We cannot know for certain.
Here are names from lists of prisoners: Greta Auerbach, Arnold Beer,
Kamil Cukermandel, Emil Drenger, Berta Engelmann, Benedikt
Fischer, Theresa Gans, Max Hahn, Samuel Jelinek, Arnostka
Karpelesova, Arnost Lasch, Josef Mayer, Alice Necasova, Else
Olivenova, Wilhelm Pollak, Amalie Reichmann, Siegfried Schreiber,
Jacob Teller, Nathan Ultmann, Adelheid Vogelova, Louise Weiner,
Gustav Ziegler—May they rest in peace, and may the human race be forgiven.
Names taken from the Central Database of Shoah Victims’ Names, of those who perished in Terezin, 1942 or after, Yad Vashem.
The Train to Terezin
June 1, 1943 — There is no mystery,
It is as clear as the clear day
shown. They, the perpetrators
stand about in wait
for their prey.
A guard stands far away
in the distance seen
high upon the building’s roof.
If only he were a witness,
a savior, a chronicler of
evil, what might have been?
Body parts, an arm,
a hand, show out the
open transit camp train windows
yet attached no doubt to
their owners for the time
being until the time comes
and the time will come for
dismembering at Auschwitz and Treblinka.
Who is on the train destined for their demise?
Who knows for sure, here are names from lists of inmates:
Simche Ackermann, Minna Bildstein, Esther Cohen,
Judith Deutsch, Emil Efran, Moses Falkenstein,
Erna Goldschmidt, Gustav Hahn, Franz Jablonsky,
Emil Kahn, Anna Lachmann, Jakob Marcus,
Richard Neumann, Rosa Oppenheimer, Henriette Pessel,
Mendel Rosenbaum, Georg Sass, Klara Thormann,
Isaak Veit, Rosy Wartenberg, Henriette Zamory
May they rest in peace,
and may the human race be forgiven.
Names taken from the Central Database of Shoah Victims’ Names, of those who perished in Terezin, 1943 or after, Yad Vashem.
The Suitcase to Terezin
Josef Ernst is the name on the suitcase.
What can we know from a suitcase?
285 is the number the Nazis assigned to him
for purposes of his transport to Terezin that
day on the train identified as AAw,
and so from lists that were kept
we know he was taken away on the
3rd of August, 1942 from
Horomeritz a quaint Prague village the name
of which appears on the suitcase, his captors
being meticulous about the details of such things
as this and from such records we know Josef Ernst
born 24 June 1900 was liberated from Terezin,
he survived the Holocaust this we know, he had
a life after Terezin and surely now he rests in peace,
we can but hope that he forgave the human race.
Name and information from database of Terezin Initiative Institute entries for Shoah victims and survivors.
“Terezin: Trilogy Of Names” was originally published in China Grove Literary Journal.
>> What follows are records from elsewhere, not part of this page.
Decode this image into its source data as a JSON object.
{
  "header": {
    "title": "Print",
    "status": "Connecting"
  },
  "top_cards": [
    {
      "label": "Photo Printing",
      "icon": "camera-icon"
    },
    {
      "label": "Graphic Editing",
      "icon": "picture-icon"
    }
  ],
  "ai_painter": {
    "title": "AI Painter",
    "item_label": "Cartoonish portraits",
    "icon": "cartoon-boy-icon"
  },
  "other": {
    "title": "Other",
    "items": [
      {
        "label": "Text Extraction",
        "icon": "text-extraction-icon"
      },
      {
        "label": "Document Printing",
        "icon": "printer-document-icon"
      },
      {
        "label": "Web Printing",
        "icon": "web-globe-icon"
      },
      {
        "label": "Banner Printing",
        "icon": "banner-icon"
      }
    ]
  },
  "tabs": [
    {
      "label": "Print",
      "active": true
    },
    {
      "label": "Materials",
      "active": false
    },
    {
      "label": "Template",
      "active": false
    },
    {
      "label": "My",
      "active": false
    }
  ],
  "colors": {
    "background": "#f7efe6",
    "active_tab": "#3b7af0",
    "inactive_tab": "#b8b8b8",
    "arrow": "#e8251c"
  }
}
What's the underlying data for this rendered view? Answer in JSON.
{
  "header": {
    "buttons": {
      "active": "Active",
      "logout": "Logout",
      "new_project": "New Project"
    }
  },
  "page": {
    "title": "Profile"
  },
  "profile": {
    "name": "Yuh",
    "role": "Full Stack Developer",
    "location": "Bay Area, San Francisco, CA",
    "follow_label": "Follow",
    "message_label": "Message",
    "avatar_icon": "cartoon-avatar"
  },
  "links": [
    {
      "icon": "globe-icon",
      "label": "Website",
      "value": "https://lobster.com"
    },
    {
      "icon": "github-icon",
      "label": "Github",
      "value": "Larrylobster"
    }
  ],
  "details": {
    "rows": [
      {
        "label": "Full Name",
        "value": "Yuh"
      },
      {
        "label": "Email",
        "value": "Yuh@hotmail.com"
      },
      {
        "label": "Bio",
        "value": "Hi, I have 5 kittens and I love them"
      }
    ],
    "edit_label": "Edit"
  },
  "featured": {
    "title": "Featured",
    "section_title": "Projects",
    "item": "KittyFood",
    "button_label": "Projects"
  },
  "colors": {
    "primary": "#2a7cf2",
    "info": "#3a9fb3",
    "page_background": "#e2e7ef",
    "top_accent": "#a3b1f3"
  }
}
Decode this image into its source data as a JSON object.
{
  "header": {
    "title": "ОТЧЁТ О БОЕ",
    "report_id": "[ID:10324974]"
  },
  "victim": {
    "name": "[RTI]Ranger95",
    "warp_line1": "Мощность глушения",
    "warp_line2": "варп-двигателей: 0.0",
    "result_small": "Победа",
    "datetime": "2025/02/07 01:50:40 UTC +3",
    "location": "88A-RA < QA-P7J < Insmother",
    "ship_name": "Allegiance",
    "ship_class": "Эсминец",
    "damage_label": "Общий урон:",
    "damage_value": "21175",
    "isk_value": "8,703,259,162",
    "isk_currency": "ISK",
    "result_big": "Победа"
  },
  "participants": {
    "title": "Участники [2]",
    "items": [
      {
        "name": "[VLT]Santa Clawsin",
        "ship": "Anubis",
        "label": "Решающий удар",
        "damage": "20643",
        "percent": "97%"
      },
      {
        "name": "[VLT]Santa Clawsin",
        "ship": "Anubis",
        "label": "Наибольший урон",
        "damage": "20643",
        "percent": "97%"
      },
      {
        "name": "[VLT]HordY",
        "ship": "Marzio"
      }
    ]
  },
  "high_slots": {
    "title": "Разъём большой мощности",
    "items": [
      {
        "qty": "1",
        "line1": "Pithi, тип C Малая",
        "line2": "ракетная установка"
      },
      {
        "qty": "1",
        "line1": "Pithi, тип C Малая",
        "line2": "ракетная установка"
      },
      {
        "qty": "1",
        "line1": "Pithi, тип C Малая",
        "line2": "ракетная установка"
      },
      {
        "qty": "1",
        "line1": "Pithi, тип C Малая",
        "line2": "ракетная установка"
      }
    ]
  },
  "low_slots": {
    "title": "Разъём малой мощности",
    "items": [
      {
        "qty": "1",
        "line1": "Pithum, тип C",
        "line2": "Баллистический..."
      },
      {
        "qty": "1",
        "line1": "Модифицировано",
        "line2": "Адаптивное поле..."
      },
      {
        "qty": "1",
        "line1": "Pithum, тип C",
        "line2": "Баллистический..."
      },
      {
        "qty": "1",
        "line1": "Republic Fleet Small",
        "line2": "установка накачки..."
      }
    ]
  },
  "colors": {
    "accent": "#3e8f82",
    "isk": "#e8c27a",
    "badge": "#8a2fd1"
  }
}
Quoted matter from Michigan Quarterly Review used with permission.